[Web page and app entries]
§

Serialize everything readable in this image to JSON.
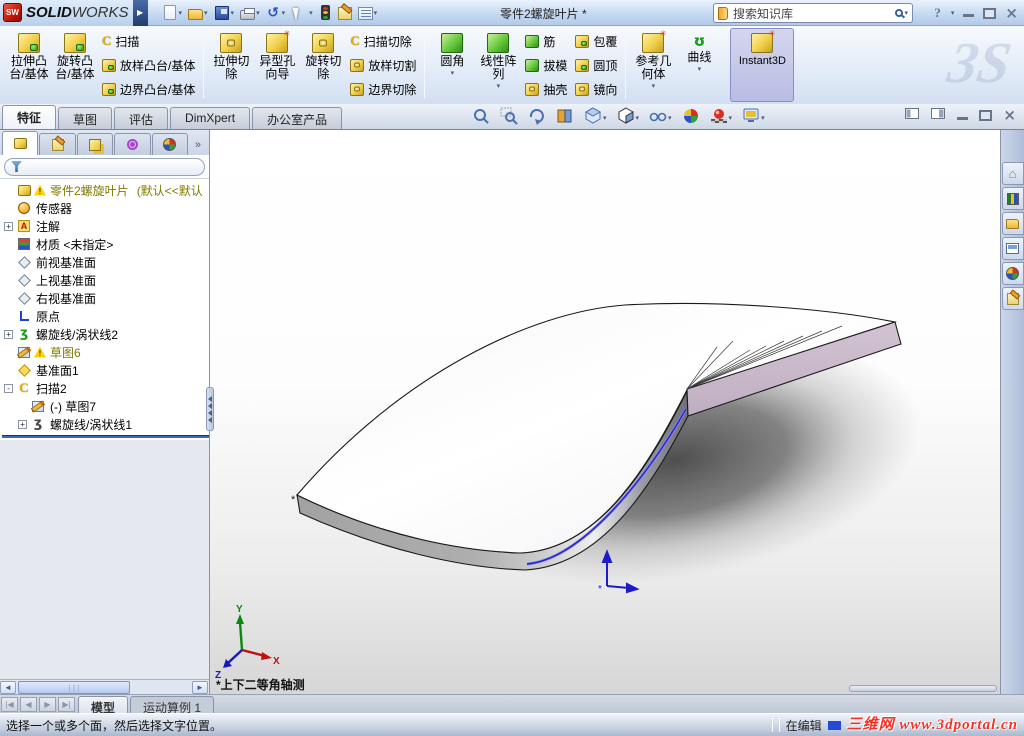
{
  "titlebar": {
    "brand_bold": "SOLID",
    "brand_rest": "WORKS",
    "title": "零件2螺旋叶片 *",
    "search_placeholder": "搜索知识库",
    "tool_buttons": [
      "new",
      "open",
      "save",
      "print",
      "undo",
      "select",
      "rebuild-traffic-light",
      "options",
      "design-checker"
    ],
    "window_buttons": [
      "help",
      "minimize",
      "restore",
      "close"
    ]
  },
  "ribbon": {
    "items": [
      {
        "k": "big",
        "label": "拉伸凸台/基体",
        "icon": "boss-extrude"
      },
      {
        "k": "big",
        "label": "旋转凸台/基体",
        "icon": "boss-revolve"
      },
      {
        "k": "stack",
        "items": [
          {
            "label": "扫描",
            "icon": "sweep"
          },
          {
            "label": "放样凸台/基体",
            "icon": "loft"
          },
          {
            "label": "边界凸台/基体",
            "icon": "boundary"
          }
        ]
      },
      {
        "k": "sep"
      },
      {
        "k": "big",
        "label": "拉伸切除",
        "icon": "cut-extrude"
      },
      {
        "k": "big",
        "label": "异型孔向导",
        "icon": "hole-wizard"
      },
      {
        "k": "big",
        "label": "旋转切除",
        "icon": "cut-revolve"
      },
      {
        "k": "stack",
        "items": [
          {
            "label": "扫描切除",
            "icon": "cut-sweep"
          },
          {
            "label": "放样切割",
            "icon": "cut-loft"
          },
          {
            "label": "边界切除",
            "icon": "cut-boundary"
          }
        ]
      },
      {
        "k": "sep"
      },
      {
        "k": "big",
        "label": "圆角",
        "icon": "fillet",
        "arrow": true
      },
      {
        "k": "big",
        "label": "线性阵列",
        "icon": "linear-pattern",
        "arrow": true
      },
      {
        "k": "stack",
        "items": [
          {
            "label": "筋",
            "icon": "rib"
          },
          {
            "label": "拔模",
            "icon": "draft"
          },
          {
            "label": "抽壳",
            "icon": "shell"
          }
        ]
      },
      {
        "k": "stack",
        "items": [
          {
            "label": "包覆",
            "icon": "wrap"
          },
          {
            "label": "圆顶",
            "icon": "dome"
          },
          {
            "label": "镜向",
            "icon": "mirror"
          }
        ]
      },
      {
        "k": "sep"
      },
      {
        "k": "big",
        "label": "参考几何体",
        "icon": "reference-geometry",
        "arrow": true
      },
      {
        "k": "big",
        "label": "曲线",
        "icon": "curves",
        "arrow": true
      },
      {
        "k": "big3d",
        "label": "Instant3D",
        "icon": "instant3d"
      }
    ]
  },
  "command_tabs": [
    {
      "label": "特征",
      "active": true
    },
    {
      "label": "草图",
      "active": false
    },
    {
      "label": "评估",
      "active": false
    },
    {
      "label": "DimXpert",
      "active": false
    },
    {
      "label": "办公室产品",
      "active": false
    }
  ],
  "headsup": [
    {
      "name": "zoom-fit",
      "arrow": false
    },
    {
      "name": "zoom-area",
      "arrow": false
    },
    {
      "name": "rotate-view",
      "arrow": false
    },
    {
      "name": "section-view",
      "arrow": false
    },
    {
      "name": "view-orientation",
      "arrow": true
    },
    {
      "name": "display-style",
      "arrow": true
    },
    {
      "name": "hide-show-items",
      "arrow": true
    },
    {
      "name": "edit-appearance",
      "arrow": false
    },
    {
      "name": "apply-scene",
      "arrow": true
    },
    {
      "name": "view-settings",
      "arrow": true
    }
  ],
  "doc_window_buttons": [
    "pane-left",
    "pane-right",
    "minimize",
    "restore",
    "close"
  ],
  "panel": {
    "tabs": [
      "featuremanager",
      "propertymanager",
      "configurationmanager",
      "dimxpertmanager",
      "displaymanager"
    ],
    "overflow": "»",
    "tree": [
      {
        "label": "零件2螺旋叶片",
        "suffix": "(默认<<默认",
        "icon": "part",
        "warn": true,
        "olive": true
      },
      {
        "label": "传感器",
        "icon": "sensor"
      },
      {
        "label": "注解",
        "icon": "annotations",
        "expand": "+"
      },
      {
        "label": "材质 <未指定>",
        "icon": "material"
      },
      {
        "label": "前视基准面",
        "icon": "plane"
      },
      {
        "label": "上视基准面",
        "icon": "plane"
      },
      {
        "label": "右视基准面",
        "icon": "plane"
      },
      {
        "label": "原点",
        "icon": "origin"
      },
      {
        "label": "螺旋线/涡状线2",
        "icon": "helix-green",
        "expand": "+"
      },
      {
        "label": "草图6",
        "icon": "sketch",
        "warn": true,
        "olive": true
      },
      {
        "label": "基准面1",
        "icon": "plane-yellow"
      },
      {
        "label": "扫描2",
        "icon": "sweep",
        "expand": "-"
      },
      {
        "label": "(-) 草图7",
        "icon": "sketch",
        "indent": 1
      },
      {
        "label": "螺旋线/涡状线1",
        "icon": "helix-dark",
        "expand": "+",
        "indent": 1
      }
    ]
  },
  "viewport": {
    "view_label": "*上下二等角轴测",
    "triad_labels": {
      "x": "X",
      "y": "Y",
      "z": "Z"
    }
  },
  "taskpane_buttons": [
    "resources-home",
    "design-library",
    "file-explorer",
    "view-palette",
    "appearances",
    "custom-properties"
  ],
  "bottom": {
    "nav": [
      "|◀",
      "◀",
      "▶",
      "▶|"
    ],
    "tabs": [
      {
        "label": "模型",
        "active": true
      },
      {
        "label": "运动算例 1",
        "active": false
      }
    ]
  },
  "statusbar": {
    "message": "选择一个或多个面，然后选择文字位置。",
    "mode": "在编辑",
    "watermark": "三维网 www.3dportal.cn"
  }
}
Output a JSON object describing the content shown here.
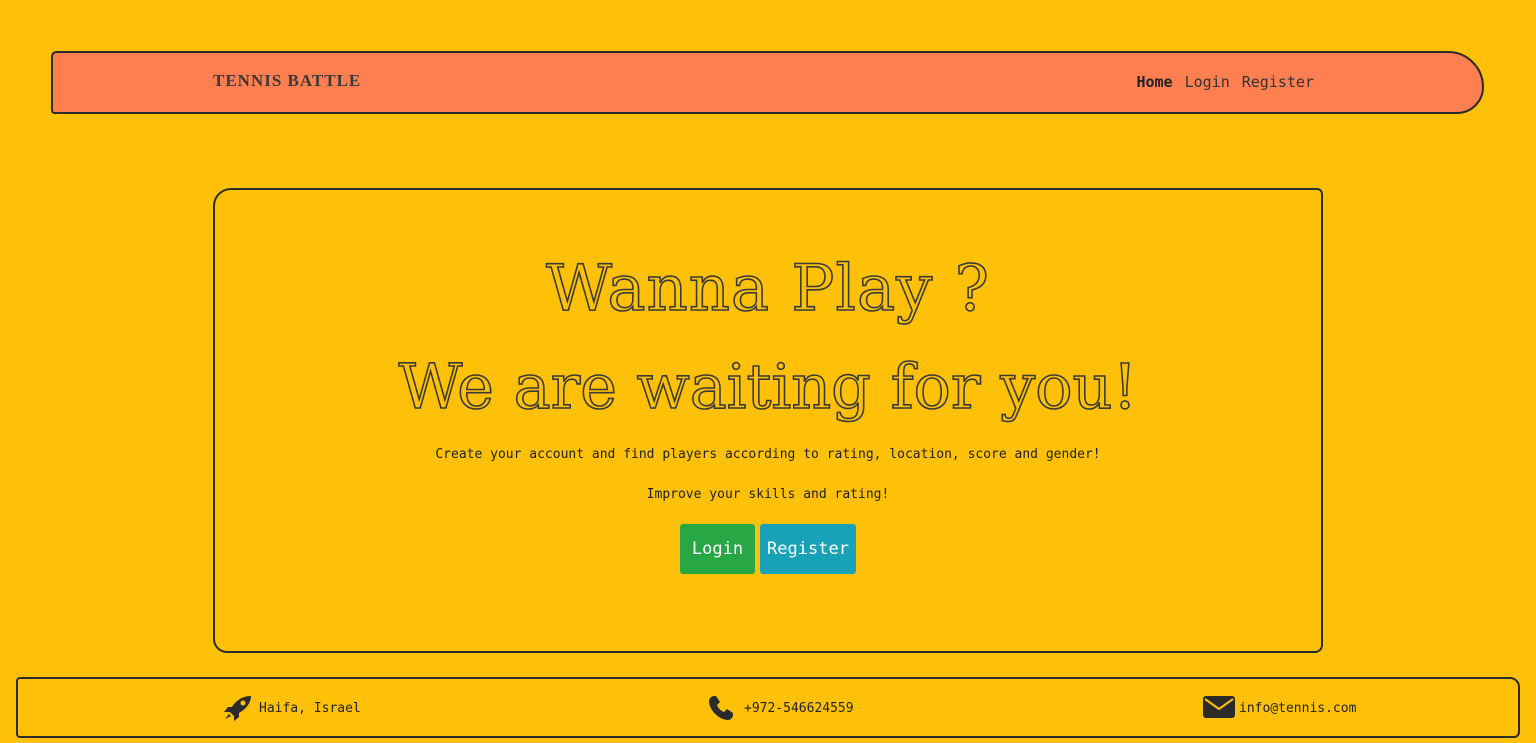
{
  "navbar": {
    "brand": "TENNIS BATTLE",
    "links": [
      "Home",
      "Login",
      "Register"
    ],
    "bg_color": "#FF7F50"
  },
  "hero": {
    "headline_1": "Wanna Play ?",
    "headline_2": "We are waiting for you!",
    "text_1": "Create your account and find players according to rating, location, score and gender!",
    "text_2": "Improve your skills and rating!",
    "login_button": "Login",
    "register_button": "Register",
    "login_color": "#28A745",
    "register_color": "#17A2B8"
  },
  "footer": {
    "location": "Haifa, Israel",
    "location_icon": "rocket-icon",
    "phone": "+972-546624559",
    "phone_icon": "phone-icon",
    "email": "info@tennis.com",
    "email_icon": "envelope-icon"
  },
  "page": {
    "bg_color": "#FFC107"
  }
}
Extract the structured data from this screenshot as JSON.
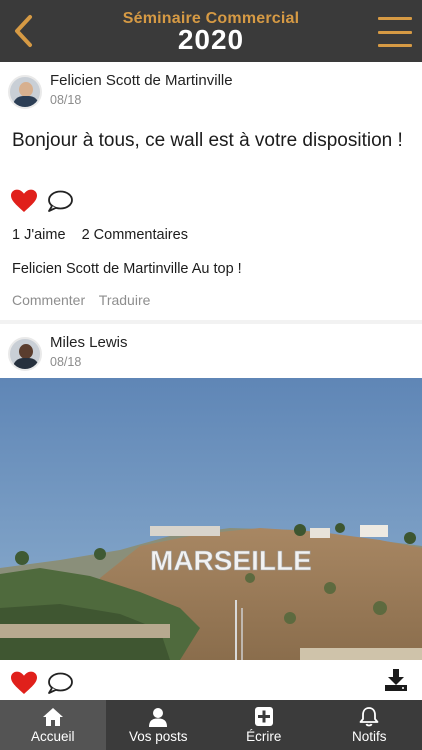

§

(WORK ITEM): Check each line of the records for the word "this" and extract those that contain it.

(PROBLEM SOLUTION):
Serialize everything readable in this image to JSON.
Extract the structured data from this screenshot as JSON.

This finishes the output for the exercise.